Stored data
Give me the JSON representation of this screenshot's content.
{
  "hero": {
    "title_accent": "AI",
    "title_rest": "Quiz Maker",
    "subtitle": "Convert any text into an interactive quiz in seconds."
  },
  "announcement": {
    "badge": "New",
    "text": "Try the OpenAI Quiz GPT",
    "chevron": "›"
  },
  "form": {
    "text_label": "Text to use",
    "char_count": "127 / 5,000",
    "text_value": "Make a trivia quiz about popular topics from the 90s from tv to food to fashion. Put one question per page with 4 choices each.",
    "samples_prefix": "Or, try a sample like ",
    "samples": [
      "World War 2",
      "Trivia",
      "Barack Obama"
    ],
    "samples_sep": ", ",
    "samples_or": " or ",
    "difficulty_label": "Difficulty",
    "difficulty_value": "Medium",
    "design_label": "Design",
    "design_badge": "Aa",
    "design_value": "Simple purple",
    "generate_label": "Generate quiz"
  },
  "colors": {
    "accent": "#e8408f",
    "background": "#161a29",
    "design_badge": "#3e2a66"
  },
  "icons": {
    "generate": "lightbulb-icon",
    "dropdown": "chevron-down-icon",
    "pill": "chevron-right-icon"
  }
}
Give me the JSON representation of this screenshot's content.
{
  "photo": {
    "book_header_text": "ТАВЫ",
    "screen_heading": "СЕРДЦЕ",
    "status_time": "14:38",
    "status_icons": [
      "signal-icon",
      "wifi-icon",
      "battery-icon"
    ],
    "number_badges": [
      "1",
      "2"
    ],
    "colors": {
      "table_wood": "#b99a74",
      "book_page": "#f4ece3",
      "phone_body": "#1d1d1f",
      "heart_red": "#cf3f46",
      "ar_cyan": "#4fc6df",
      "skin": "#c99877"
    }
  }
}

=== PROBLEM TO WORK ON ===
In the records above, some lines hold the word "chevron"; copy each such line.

=== OUTPUT FOR THIS TASK ===
    "chevron": "›"
    "dropdown": "chevron-down-icon",
    "pill": "chevron-right-icon"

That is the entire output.